Which is another bumper sticker idea, one peculiar to Christianity. We were never told to be superior to the world. We were, are, told to be as innocent as doves, but also as wise as serpents. To be innocent in the world is to be vulnerable; to be wise in the world, is to be worldly. There is no reconciling this into a bumper sticker mentality that lets us be just what we want to be. And the ones sent out into this world are always "you," but the "you" is collective, not individual. Perhaps Southern English would serve us better, and the translation should read "Y'all," the one form of "you" in English I know of that is never singular. We go together, or we don't go at all. And none of us among us has a pure heart; our hearts together do not add up to a pure thing. We are not purer because we separate from the world; we are purer only when we embrace the world. Our purity comes from our selflessness, not our selfishness. After all, we are sent out as sheep among wolves; how much of our own wolvishness do we think we ever set aside?
Evil is not out there, accumulated against us, arising from a separate source or created by a group grown too large to do anything but act in its own self-interest. Evil is inherent in what we do, and how we do it. We may be as innocent as doves, but we are not innocent. We may be as wise as serpents, but we are not wise (and what is the wisdom of the serpent, after all?). We may be sheep among wolves, but are we so sure we are sheep, and they are wolves?

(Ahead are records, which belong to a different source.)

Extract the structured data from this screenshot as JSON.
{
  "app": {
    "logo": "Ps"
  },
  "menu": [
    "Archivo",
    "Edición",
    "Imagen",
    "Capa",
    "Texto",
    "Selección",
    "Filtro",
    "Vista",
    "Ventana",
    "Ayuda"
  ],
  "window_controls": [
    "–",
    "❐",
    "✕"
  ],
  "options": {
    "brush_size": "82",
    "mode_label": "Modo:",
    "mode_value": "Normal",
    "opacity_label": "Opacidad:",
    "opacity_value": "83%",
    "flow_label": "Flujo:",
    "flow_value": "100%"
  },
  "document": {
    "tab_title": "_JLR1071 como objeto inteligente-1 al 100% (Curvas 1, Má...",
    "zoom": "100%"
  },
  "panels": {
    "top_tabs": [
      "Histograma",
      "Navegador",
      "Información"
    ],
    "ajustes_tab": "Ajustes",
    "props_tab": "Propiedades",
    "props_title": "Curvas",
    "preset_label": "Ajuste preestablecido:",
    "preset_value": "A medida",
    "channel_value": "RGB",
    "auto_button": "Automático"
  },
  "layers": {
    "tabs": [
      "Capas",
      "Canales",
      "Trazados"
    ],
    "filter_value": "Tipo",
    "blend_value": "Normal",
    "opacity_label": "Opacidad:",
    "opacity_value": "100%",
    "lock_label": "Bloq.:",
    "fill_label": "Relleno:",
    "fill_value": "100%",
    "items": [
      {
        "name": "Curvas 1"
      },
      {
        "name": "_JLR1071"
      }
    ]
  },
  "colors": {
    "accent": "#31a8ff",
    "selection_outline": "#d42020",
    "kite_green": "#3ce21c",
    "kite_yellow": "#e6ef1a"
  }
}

The picture of the maze at Chartres Cathedral is no accident here. The maze is for contemplation and meditation. It must be walked individually. However, it is exists in a wholly corporate setting, and apart from that setting it is nothing. Were the hearts of the builders of Chartres Cathedral pure? Probably not, but we can still appreciate the setting, we can still walk the maze in contemplation of the holy. But can we do that and avoid the community that built and sustained it, the clouds of witness who have conveniently removed themselves and all their prickly humanity from us, and left this legacy behind? The builders of this cathedral did at least this much good. They actually did even more good: they passed on to us the traditions we live with today, both religious and secular, for better and for worse. It is clear none of us can do very much good alone. So the question stands: what good can we
do?*yes, BP was responsible for its irresponsibility; but we are complicit. BP is not a group of aliens taking our natural resources for their own non-human purposes. The oil they pump from beneath the Gulf is impossible to distinguish at the gasoline pump where you fill your car. They were simply extracting what we need, what we have come to rely on. As the environmentalists used to say, there is no free lunch.